── Entries shown

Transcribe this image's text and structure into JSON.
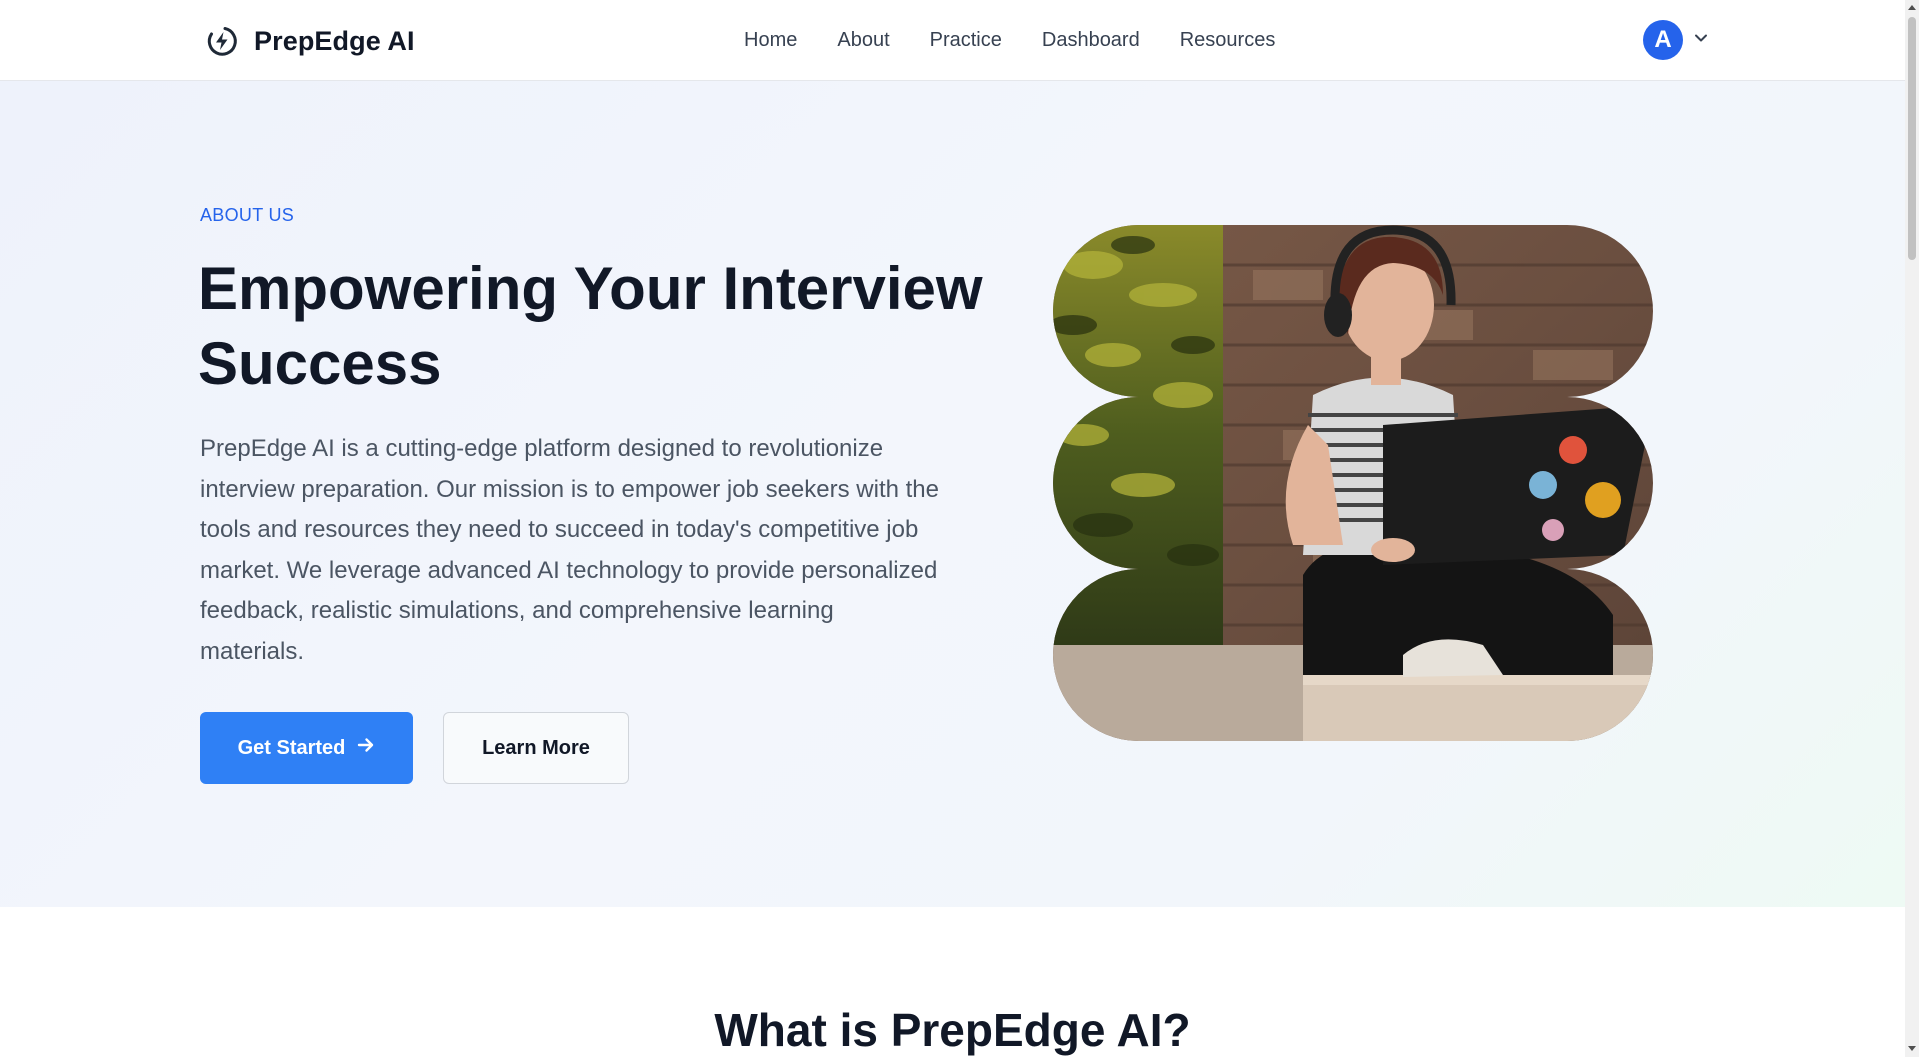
{
  "brand": {
    "name": "PrepEdge AI",
    "logo_icon": "spark-circle-icon"
  },
  "nav": {
    "items": [
      {
        "label": "Home"
      },
      {
        "label": "About"
      },
      {
        "label": "Practice"
      },
      {
        "label": "Dashboard"
      },
      {
        "label": "Resources"
      }
    ]
  },
  "user": {
    "initial": "A",
    "menu_icon": "chevron-down-icon"
  },
  "hero": {
    "eyebrow": "ABOUT US",
    "title": "Empowering Your Interview Success",
    "description": "PrepEdge AI is a cutting-edge platform designed to revolutionize interview preparation. Our mission is to empower job seekers with the tools and resources they need to succeed in today's competitive job market. We leverage advanced AI technology to provide personalized feedback, realistic simulations, and comprehensive learning materials.",
    "primary_button": "Get Started",
    "primary_button_icon": "arrow-right-icon",
    "secondary_button": "Learn More"
  },
  "section": {
    "title": "What is PrepEdge AI?"
  },
  "colors": {
    "accent": "#2f80f5",
    "eyebrow": "#2563eb",
    "avatar": "#2563eb"
  }
}
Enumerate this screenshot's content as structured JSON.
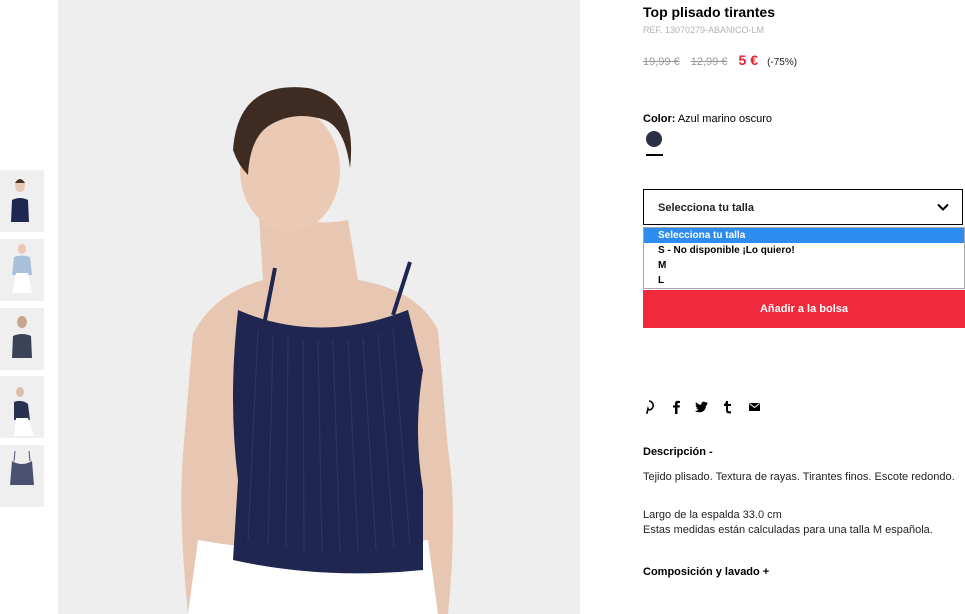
{
  "product": {
    "title": "Top plisado tirantes",
    "ref": "REF. 13070279-ABANICO-LM",
    "old_price_1": "19,99 €",
    "old_price_2": "12,99 €",
    "price": "5 €",
    "discount": "(-75%)"
  },
  "color": {
    "label": "Color:",
    "value": "Azul marino oscuro",
    "swatch_hex": "#2a2f45"
  },
  "size_select": {
    "label": "Selecciona tu talla",
    "options": [
      "Selecciona tu talla",
      "S - No disponible ¡Lo quiero!",
      "M",
      "L"
    ]
  },
  "add_button": "Añadir a la bolsa",
  "social": [
    "pinterest-icon",
    "facebook-icon",
    "twitter-icon",
    "tumblr-icon",
    "email-icon"
  ],
  "description": {
    "heading": "Descripción -",
    "text1": "Tejido plisado. Textura de rayas. Tirantes finos. Escote redondo.",
    "text2": "Largo de la espalda 33.0 cm",
    "text3": "Estas medidas están calculadas para una talla M española."
  },
  "composition_heading": "Composición y lavado +",
  "colors": {
    "accent_red": "#f02a3c",
    "price_red": "#e3202e",
    "select_highlight": "#2d8cf0",
    "garment_navy": "#1f2650"
  }
}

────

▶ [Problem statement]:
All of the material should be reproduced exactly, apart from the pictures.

▶ [Task response]:
Transcribe this image's text and structure into JSON.
{
  "brand": {
    "name": "PrepEdge AI",
    "logo_icon": "spark-circle-icon"
  },
  "nav": {
    "items": [
      {
        "label": "Home"
      },
      {
        "label": "About"
      },
      {
        "label": "Practice"
      },
      {
        "label": "Dashboard"
      },
      {
        "label": "Resources"
      }
    ]
  },
  "user": {
    "initial": "A",
    "menu_icon": "chevron-down-icon"
  },
  "hero": {
    "eyebrow": "ABOUT US",
    "title": "Empowering Your Interview Success",
    "description": "PrepEdge AI is a cutting-edge platform designed to revolutionize interview preparation. Our mission is to empower job seekers with the tools and resources they need to succeed in today's competitive job market. We leverage advanced AI technology to provide personalized feedback, realistic simulations, and comprehensive learning materials.",
    "primary_button": "Get Started",
    "primary_button_icon": "arrow-right-icon",
    "secondary_button": "Learn More"
  },
  "section": {
    "title": "What is PrepEdge AI?"
  },
  "colors": {
    "accent": "#2f80f5",
    "eyebrow": "#2563eb",
    "avatar": "#2563eb"
  }
}
Enumerate this screenshot's content as structured JSON.
{
  "product": {
    "title": "Top plisado tirantes",
    "ref": "REF. 13070279-ABANICO-LM",
    "old_price_1": "19,99 €",
    "old_price_2": "12,99 €",
    "price": "5 €",
    "discount": "(-75%)"
  },
  "color": {
    "label": "Color:",
    "value": "Azul marino oscuro",
    "swatch_hex": "#2a2f45"
  },
  "size_select": {
    "label": "Selecciona tu talla",
    "options": [
      "Selecciona tu talla",
      "S - No disponible ¡Lo quiero!",
      "M",
      "L"
    ]
  },
  "add_button": "Añadir a la bolsa",
  "social": [
    "pinterest-icon",
    "facebook-icon",
    "twitter-icon",
    "tumblr-icon",
    "email-icon"
  ],
  "description": {
    "heading": "Descripción -",
    "text1": "Tejido plisado. Textura de rayas. Tirantes finos. Escote redondo.",
    "text2": "Largo de la espalda 33.0 cm",
    "text3": "Estas medidas están calculadas para una talla M española."
  },
  "composition_heading": "Composición y lavado +",
  "colors": {
    "accent_red": "#f02a3c",
    "price_red": "#e3202e",
    "select_highlight": "#2d8cf0",
    "garment_navy": "#1f2650"
  }
}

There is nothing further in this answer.